In his 2014 Code|Words essay, Michael Peter Edson waxes prophetic about the “dark matter of the Internet,” heralding the beginning of a new age, where everything is interactive, collaborative, creative. In the list of factoids he uses to support his theory, he cites number after number: 140 billion Facebook images; 185.4 million Tumblr accounts with 83.1 billion posts; a billion TED talk videos “served”. (Having been on tumblr and Facebook for some time now, I can tell you that it’s likely only a miniscule percent of those posts and images are original, but copyright in this “new” web community is a topic for another time.)
Even while touting the measurement these huge digital impacts, Edson seems to look down on traditional GLAM institutions for measuring their non-digital impacts:
“Some of the disconnect between what institutions could do online and what they do do online can be attributed to the clothesline paradox, a term environmental pioneer Steve Baer coined to describe the phenomenon in which activity that can be measured easily (e.g., running a clothes dryer) is valued over equally important activity that eludes measurement (e.g., drying clothes outside.) The same can be said for the way in which institutions habitually value activity such as visits to museums or journal articles published by their scholars over equally meaningful but more difficult to measure activity such as the sharing of museum-related materials on social media sites or the creation of Wikipedia pages.”
The core concept is this: everything that matters is measurable, and old-timey institutions like museums and libraries are just measuring the wrong thing.

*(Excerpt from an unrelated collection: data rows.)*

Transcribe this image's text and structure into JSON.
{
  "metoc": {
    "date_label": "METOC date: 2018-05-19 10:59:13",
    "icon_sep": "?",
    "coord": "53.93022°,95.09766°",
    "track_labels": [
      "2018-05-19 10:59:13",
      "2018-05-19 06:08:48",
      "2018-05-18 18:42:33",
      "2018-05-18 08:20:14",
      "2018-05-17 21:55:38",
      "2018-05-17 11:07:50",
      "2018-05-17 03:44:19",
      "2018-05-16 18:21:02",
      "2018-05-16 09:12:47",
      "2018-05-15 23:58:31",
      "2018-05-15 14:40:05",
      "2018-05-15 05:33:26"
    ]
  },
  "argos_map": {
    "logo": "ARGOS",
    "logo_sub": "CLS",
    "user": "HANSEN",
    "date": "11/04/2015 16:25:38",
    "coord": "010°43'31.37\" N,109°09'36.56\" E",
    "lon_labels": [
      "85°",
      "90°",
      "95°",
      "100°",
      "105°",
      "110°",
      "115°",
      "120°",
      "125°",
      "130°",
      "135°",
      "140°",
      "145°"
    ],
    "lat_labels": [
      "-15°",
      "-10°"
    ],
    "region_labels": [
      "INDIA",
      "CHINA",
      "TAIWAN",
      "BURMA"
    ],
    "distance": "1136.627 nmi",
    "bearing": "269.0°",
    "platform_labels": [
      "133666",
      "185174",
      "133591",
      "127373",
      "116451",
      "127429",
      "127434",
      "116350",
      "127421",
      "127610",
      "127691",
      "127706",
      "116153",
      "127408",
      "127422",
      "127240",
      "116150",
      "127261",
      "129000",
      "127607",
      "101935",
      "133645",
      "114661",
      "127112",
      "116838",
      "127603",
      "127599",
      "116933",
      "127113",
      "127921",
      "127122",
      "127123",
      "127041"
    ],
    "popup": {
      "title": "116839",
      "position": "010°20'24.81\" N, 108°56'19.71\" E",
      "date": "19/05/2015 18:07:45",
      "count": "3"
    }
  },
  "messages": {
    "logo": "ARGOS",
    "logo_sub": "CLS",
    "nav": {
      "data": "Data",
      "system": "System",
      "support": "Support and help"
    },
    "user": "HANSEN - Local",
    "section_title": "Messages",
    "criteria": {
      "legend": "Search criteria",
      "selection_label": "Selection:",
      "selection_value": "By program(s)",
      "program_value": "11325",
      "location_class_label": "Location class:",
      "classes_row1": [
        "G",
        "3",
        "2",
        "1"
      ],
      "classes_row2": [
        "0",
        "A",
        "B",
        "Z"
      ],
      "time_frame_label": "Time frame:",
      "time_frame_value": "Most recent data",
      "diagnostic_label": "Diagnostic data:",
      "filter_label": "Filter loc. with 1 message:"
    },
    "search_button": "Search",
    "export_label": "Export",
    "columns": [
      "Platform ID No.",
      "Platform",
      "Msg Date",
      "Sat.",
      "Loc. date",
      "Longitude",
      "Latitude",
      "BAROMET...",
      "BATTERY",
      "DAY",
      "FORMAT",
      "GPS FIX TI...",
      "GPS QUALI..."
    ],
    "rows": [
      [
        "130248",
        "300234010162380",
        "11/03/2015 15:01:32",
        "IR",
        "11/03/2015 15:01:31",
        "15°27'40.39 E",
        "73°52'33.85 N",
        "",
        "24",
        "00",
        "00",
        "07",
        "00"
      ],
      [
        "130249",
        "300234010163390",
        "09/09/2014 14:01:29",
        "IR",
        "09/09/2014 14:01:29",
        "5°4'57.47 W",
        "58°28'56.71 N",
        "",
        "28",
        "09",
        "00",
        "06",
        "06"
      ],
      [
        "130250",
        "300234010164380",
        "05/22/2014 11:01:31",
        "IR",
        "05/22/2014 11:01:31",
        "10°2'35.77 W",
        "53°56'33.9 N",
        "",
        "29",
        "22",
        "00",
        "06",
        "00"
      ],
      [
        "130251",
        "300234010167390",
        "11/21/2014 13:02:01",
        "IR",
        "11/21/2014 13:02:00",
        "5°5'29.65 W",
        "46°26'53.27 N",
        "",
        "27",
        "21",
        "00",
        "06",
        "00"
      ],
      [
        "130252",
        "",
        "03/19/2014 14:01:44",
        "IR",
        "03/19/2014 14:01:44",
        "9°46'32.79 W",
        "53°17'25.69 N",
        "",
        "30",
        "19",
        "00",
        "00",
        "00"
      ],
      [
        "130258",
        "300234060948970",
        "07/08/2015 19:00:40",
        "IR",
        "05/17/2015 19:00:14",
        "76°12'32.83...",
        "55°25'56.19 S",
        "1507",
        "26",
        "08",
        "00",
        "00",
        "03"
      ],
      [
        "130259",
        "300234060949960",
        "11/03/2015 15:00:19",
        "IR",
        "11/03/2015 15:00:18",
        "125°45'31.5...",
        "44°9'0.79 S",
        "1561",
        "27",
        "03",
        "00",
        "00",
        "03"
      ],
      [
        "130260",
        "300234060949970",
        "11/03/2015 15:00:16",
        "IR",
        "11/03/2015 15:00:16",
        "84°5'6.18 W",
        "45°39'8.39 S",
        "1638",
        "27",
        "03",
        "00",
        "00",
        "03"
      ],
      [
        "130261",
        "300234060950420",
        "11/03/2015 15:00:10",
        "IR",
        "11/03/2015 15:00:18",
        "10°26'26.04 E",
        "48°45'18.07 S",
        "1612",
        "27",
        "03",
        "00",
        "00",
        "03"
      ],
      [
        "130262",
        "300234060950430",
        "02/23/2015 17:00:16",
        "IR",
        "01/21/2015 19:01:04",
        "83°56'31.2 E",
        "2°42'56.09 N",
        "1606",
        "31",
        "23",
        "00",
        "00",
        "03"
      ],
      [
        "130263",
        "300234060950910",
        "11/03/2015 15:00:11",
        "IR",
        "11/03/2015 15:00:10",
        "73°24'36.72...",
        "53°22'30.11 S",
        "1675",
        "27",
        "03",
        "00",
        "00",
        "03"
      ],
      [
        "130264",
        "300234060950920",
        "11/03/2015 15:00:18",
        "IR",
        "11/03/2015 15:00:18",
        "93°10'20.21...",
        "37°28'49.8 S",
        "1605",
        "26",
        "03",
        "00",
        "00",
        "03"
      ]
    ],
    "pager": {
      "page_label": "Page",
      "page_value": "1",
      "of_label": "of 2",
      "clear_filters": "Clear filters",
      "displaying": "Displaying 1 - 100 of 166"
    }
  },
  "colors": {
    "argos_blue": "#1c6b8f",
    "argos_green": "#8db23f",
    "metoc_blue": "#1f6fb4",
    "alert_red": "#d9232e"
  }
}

A recent case study of an impressive suite of digital offerings from the Cleveland Museum of Art seems to have taken this idea to heart. The authors are clearly and justly proud of the work the team at CMA have done, and their responsive, dynamic Collection Wall sounds like something I’d like to play with. But in the enumeration of all the digital tools they use and all the data they gather, the story seemed to turn slightly from “gather data to help find new ways reach our patrons with our collection” to “gather data… to gather data.” As they put it:

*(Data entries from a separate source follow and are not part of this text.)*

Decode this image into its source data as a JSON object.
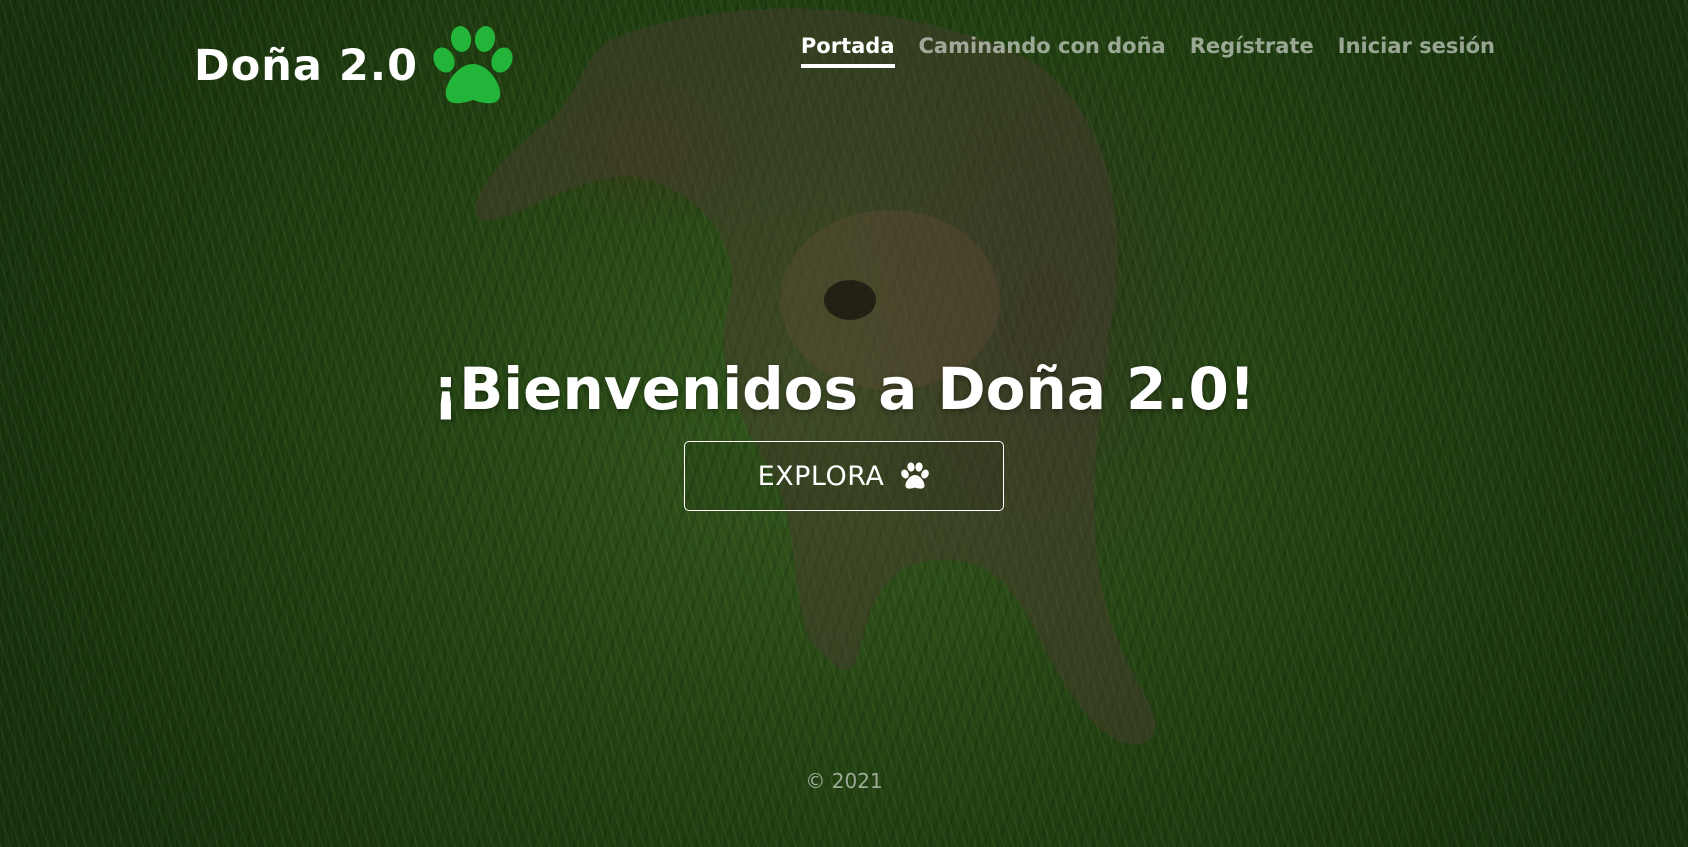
{
  "brand": {
    "name": "Doña 2.0",
    "logo_icon": "paw-icon",
    "logo_color": "#22b53a"
  },
  "nav": {
    "items": [
      {
        "label": "Portada",
        "active": true
      },
      {
        "label": "Caminando con doña",
        "active": false
      },
      {
        "label": "Regístrate",
        "active": false
      },
      {
        "label": "Iniciar sesión",
        "active": false
      }
    ]
  },
  "hero": {
    "heading": "¡Bienvenidos a Doña 2.0!",
    "button_label": "EXPLORA",
    "button_icon": "paw-icon",
    "background": "dog-on-grass-photo"
  },
  "footer": {
    "copyright": "© 2021"
  }
}
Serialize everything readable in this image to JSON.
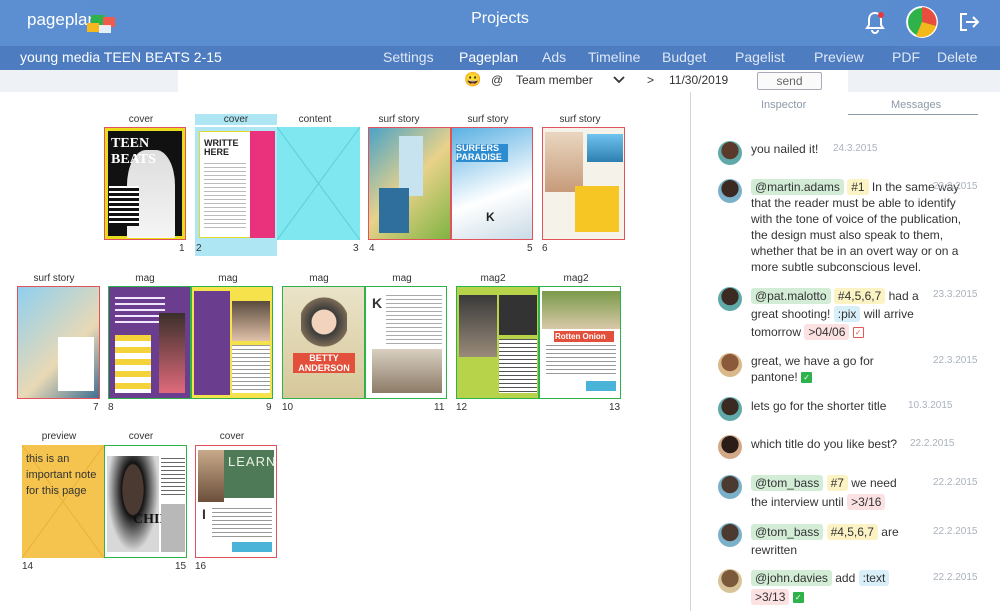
{
  "app": {
    "logo": "pageplanr",
    "title": "Projects"
  },
  "project": {
    "name": "young media TEEN BEATS 2-15"
  },
  "menu": [
    "Settings",
    "Pageplan",
    "Ads",
    "Timeline",
    "Budget",
    "Pagelist",
    "Preview",
    "PDF",
    "Delete"
  ],
  "filter": {
    "emoji": "😀",
    "at": "@",
    "member": "Team member",
    "gt": ">",
    "date": "11/30/2019",
    "send": "send"
  },
  "panel": {
    "tabs": [
      "Inspector",
      "Messages"
    ]
  },
  "pages": {
    "labels": [
      "cover",
      "cover",
      "content",
      "surf story",
      "surf story",
      "surf story",
      "surf story",
      "mag",
      "mag",
      "mag",
      "mag",
      "mag2",
      "mag2",
      "preview",
      "cover",
      "cover"
    ],
    "numbers": [
      "1",
      "2",
      "3",
      "4",
      "5",
      "6",
      "7",
      "8",
      "9",
      "10",
      "11",
      "12",
      "13",
      "14",
      "15",
      "16"
    ],
    "texts": {
      "teen_beats": "TEEN BEATS",
      "writte_here": "WRITTE HERE",
      "surfers_paradise": "SURFERS PARADISE",
      "betty": "BETTY ANDERSON",
      "rotten": "Rotten Onion",
      "learn": "LEARN",
      "note": "this is an important note for this page",
      "k": "K",
      "i": "I",
      "chilli": "CHILLI"
    }
  },
  "messages": [
    {
      "text": "you nailed it!",
      "date": "24.3.2015"
    },
    {
      "user": "@martin.adams",
      "num": "#1",
      "text": "In the same way that the reader must be able to identify with the tone of voice of the publication, the design must also speak to them, whether that be in an overt way or on a more subtle subconscious level.",
      "date": "23.3.2015"
    },
    {
      "user": "@pat.malotto",
      "num": "#4,5,6,7",
      "text1": "had a great shooting!",
      "txt": ":pix",
      "text2": "will arrive tomorrow",
      "due": ">04/06",
      "date": "23.3.2015"
    },
    {
      "text": "great, we have a go for pantone!",
      "date": "22.3.2015"
    },
    {
      "text": "lets go for the shorter title",
      "date": "10.3.2015"
    },
    {
      "text": "which title do you like best?",
      "date": "22.2.2015"
    },
    {
      "user": "@tom_bass",
      "num": "#7",
      "text1": "we need the interview until",
      "due": ">3/16",
      "date": "22.2.2015"
    },
    {
      "user": "@tom_bass",
      "num": "#4,5,6,7",
      "text1": "are rewritten",
      "date": "22.2.2015"
    },
    {
      "user": "@john.davies",
      "text1": "add",
      "txt": ":text",
      "due": ">3/13",
      "date": "22.2.2015"
    }
  ],
  "colors": {
    "topbar": "#5b8fd1",
    "subbar": "#4d7cc0",
    "selected": "#aee6f3"
  }
}
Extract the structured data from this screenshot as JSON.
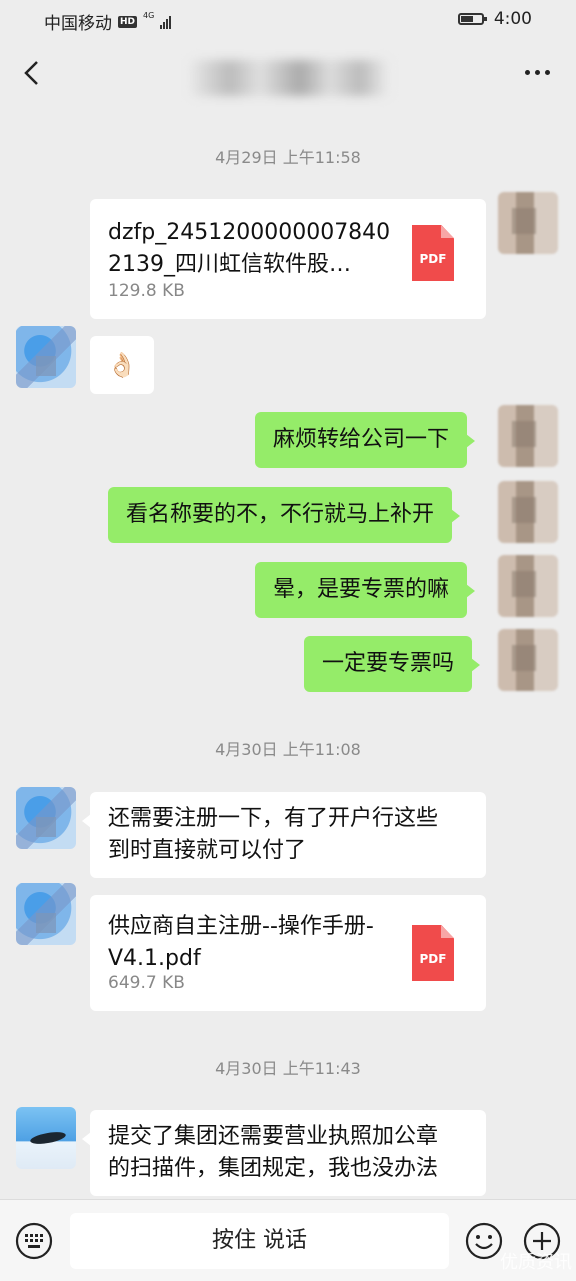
{
  "status": {
    "carrier": "中国移动",
    "hd": "HD",
    "network": "4G",
    "time": "4:00"
  },
  "nav": {
    "back_icon": "chevron-left-icon",
    "more_icon": "more-dots-icon"
  },
  "messages": {
    "ts1": "4月29日 上午11:58",
    "file1": {
      "name": "dzfp_24512000000078402139_四川虹信软件股…",
      "size": "129.8 KB",
      "icon_label": "PDF"
    },
    "emoji1": "👌🏻",
    "m1": "麻烦转给公司一下",
    "m2": "看名称要的不，不行就马上补开",
    "m3": "晕，是要专票的嘛",
    "m4": "一定要专票吗",
    "ts2": "4月30日 上午11:08",
    "m5_line1": "还需要注册一下，有了开户行这些",
    "m5_line2": "到时直接就可以付了",
    "file2": {
      "name": "供应商自主注册--操作手册-V4.1.pdf",
      "size": "649.7 KB",
      "icon_label": "PDF"
    },
    "ts3": "4月30日 上午11:43",
    "m6_line1": "提交了集团还需要营业执照加公章",
    "m6_line2": "的扫描件，集团规定，我也没办法"
  },
  "input_bar": {
    "hold_to_talk": "按住 说话",
    "keyboard_icon": "keyboard-icon",
    "emoji_icon": "smiley-icon",
    "plus_icon": "plus-circle-icon"
  },
  "watermark": "优质资讯"
}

The visitor-experience backbone captures “user” moments (i.e. transactions) that document a person’s relationship with a museum – from parking garage entrances and special exhibition entrances, to attendance at museum cocktail nights, children’s art-class registrations, donor-circle renewals, and volunteer shift check-ins.
I can’t be the only person that finds this a little creepy.
Counting things – patrons, tickets, blog posts, images, whatever – makes it easy for us to tell a story about “progress” : “One year we had x widget uses logged, and the following year we had x + 100 widget uses logged. We’re aiming for an even bigger number this year – maybe as high as x + 250!” These stories make it easier to justify our continued existence, help us find (or keep) funding, and make great bullet points in marketing materials. But what are they really measuring? At the risk of sounding incredibly trite, can you measure inspiration? Is there a metric for Eureka moments?
A few days ago I read an entertainingly foulmouthed essay by instructional designer Sean Michael Morris on critical pedagogy in the age of digital learning. Morris warns that in the age of student metrics and constant tracking, it is too often the case that “Learners […] are very much the objects of the learning process, and not the subjects. Learning is being done to them while they’re observed to see how well the technology is working, or the content… to see, to put it frankly, how well learners are responding to the treatment.”
While the digital initiatives and user-data-analytics world of libraries and museums is more ethnographic (what are they doing?) and less experimental (what do they do if I do this?), it feels as though there is still a distinct separation between the content holding institution and the user or patron. Are patrons learners? Are museum staff and librarians teachers? We should be. And if Edson’s utopian internet dark matter is to exert its force, the patrons will need to be teachers and the staff and librarians learners – which is difficult if not impossible to build analytics for.
Just as it is important to ask ourselves why we want to use this digital tool or that interactive design, it is important to ask – and to justify to our patrons – why we gather the data we do, and how we plan to use it. What will our patrons walk away with? Can we and should we measure that?
 Michael Peter Edson, Dark Matter: The Dark Matter of the Internet is Open, Social, Peer-to-Peer and Read/Write—And It’s the Future of Museums, 2014, https://medium.com/tedx-experience/dark-matter-a6c7430d84d1#.n7rbitvn9
 Jane Alexander and Elizabeth Bolander, “A Digital Road Map: Developing and Evaluating Museum-wide Digital Strategy,” in Technology and Digital Initiatives, Juilee Decker, ed. Lanham, Maryland: Rowland & Littlefield, 2015.
 On Twitter, where I have 755 followers as of today – how’s that for a countable thing
 Sean Michael Morris, “Critical Pedagogy in the Age of Learning Management.” January 24, 2016. http://www.seanmichaelmorris.com/blog/2016/1/24/critical-pedagogy-learning-management